Background: Guidelines recommend against high intensity athletic activity in hypertrophic cardiomyopathy (HCM). However, the impact of exercise on outcomes or disease progression has not been previously investigated.
Methods: HCM patients with ICDs (N=210) from a single referral center with outcomes collected over mean FU of 4.4 ± 4.1 years participated in a telephone survey regarding their lifetime athletic participation. Cumulative yearly hours engaging in sports >1A intensity (Bethesda guidelines defined) were quantified and averaged over age (“Sports-hours”). Associations of “sports-hours” with outcomes of death/transplant (TX), appropriate ICD shock, and changes in echo parameters between the earliest and latest available echos (mean 8.5 ± 5.2 years apart) were analyzed.
Results: Patients’ mean age was 50 ± 14 years, 62% were male, and 17 were NYHA class 3/4. Four died, 7 underwent Tx and 55 received an ICD shock (20 appropriate; 35 inappropriate) during FU. 183 pts had participated in sports > 1A intensity, 114 at competitive levels, with 29 (14%) currently participating.

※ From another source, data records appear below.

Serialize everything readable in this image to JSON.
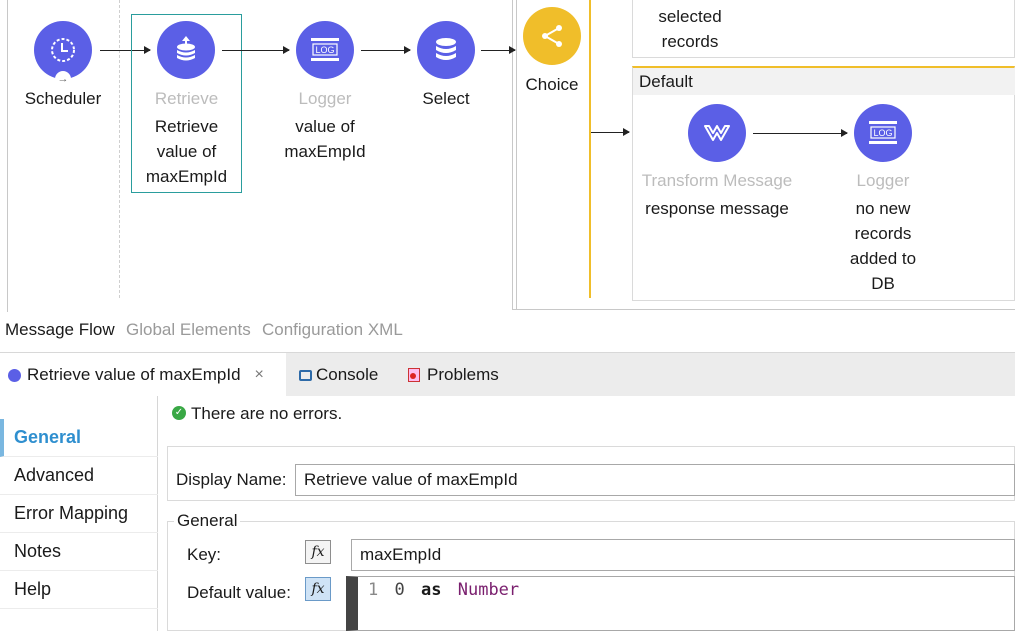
{
  "flow": {
    "nodes": [
      {
        "id": "scheduler",
        "type": "",
        "name": "Scheduler",
        "icon": "clock-icon"
      },
      {
        "id": "retrieve",
        "type": "Retrieve",
        "label": [
          "Retrieve",
          "value of",
          "maxEmpId"
        ],
        "icon": "database-upload-icon",
        "selected": true
      },
      {
        "id": "logger1",
        "type": "Logger",
        "label": [
          "value of",
          "maxEmpId"
        ],
        "icon": "log-icon"
      },
      {
        "id": "select",
        "type": "",
        "name": "Select",
        "icon": "database-icon"
      },
      {
        "id": "choice",
        "type": "",
        "name": "Choice",
        "icon": "choice-icon"
      },
      {
        "id": "transform",
        "type": "Transform Message",
        "label": [
          "response message"
        ],
        "icon": "transform-icon"
      },
      {
        "id": "logger2",
        "type": "Logger",
        "label": [
          "no new",
          "records",
          "added to",
          "DB"
        ],
        "icon": "log-icon"
      }
    ],
    "route_top_text": [
      "selected",
      "records"
    ],
    "default_route_label": "Default",
    "log_text": "LOG"
  },
  "editor_tabs": [
    "Message Flow",
    "Global Elements",
    "Configuration XML"
  ],
  "panel_tabs": [
    {
      "label": "Retrieve value of maxEmpId",
      "close": "×"
    },
    {
      "label": "Console"
    },
    {
      "label": "Problems"
    }
  ],
  "sidebar": [
    "General",
    "Advanced",
    "Error Mapping",
    "Notes",
    "Help"
  ],
  "status": "There are no errors.",
  "form": {
    "display_name_label": "Display Name:",
    "display_name_value": "Retrieve value of maxEmpId",
    "group_title": "General",
    "key_label": "Key:",
    "key_value": "maxEmpId",
    "default_label": "Default value:",
    "fx": "fx",
    "code": {
      "line_no": "1",
      "num": "0",
      "kw": "as",
      "type": "Number"
    }
  },
  "colors": {
    "node": "#5b5fe6",
    "choice": "#f0be2a",
    "selection": "#2a9d9d",
    "sidebar_active": "#2f8fcf",
    "code_kw": "#1a1a1a",
    "code_type": "#7a1f6e"
  }
}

Mean “sports-hours” was 76 ± 122. Reported reasons for stopping sports included: non-HCM related (N=63); HCM-related symptoms, (n=36) physician recommendation,(n=8) and ICD placement (n=4).
“Sports-hours” were not associated with death/TX, ICD shock, or NYHA 3/ 4 in bivariate analysis or multivariate controlling for age, fractional shortening (FS), or NYHA 3/4 (for other outcomes) Pts currently participating in sports > 1A were not more likely to experience an appropriate shock, 7% vs 9%, p NS. Those in the top quartile of “sports-hours” (>92 hours/year) showed no difference in change in max wall thickness, left atrial size or LV diastolic diameter but showed less increase in LV systolic diameter (0.52 vs 0.88mm/year, p < 0.05) and less decrease in FS (0.54% vs 1.2% per year) than those exercising less. Following adjustment for age, NYHA 3/4 and death/TX in FU, the association of more extensive exercise participation with less deterioration of cardiac function (FS) remained significant.
Conclusions: More extensive sports participation was not associated with adverse clinical outcome or echo progression in HCM. Prospective studies are needed.
Author Disclosures: E.C. DePasquale: Consultant/Advisory Board; Modest; XdX. C. O’Mahony: None. V. Amin: None. P.M. Elliott: None. W.J. McKenna: None. R. Lampert: Research Grant; Significant; Medtronic, Boston Scientific, St. Jude.
- © 2014 by American Heart Association, Inc.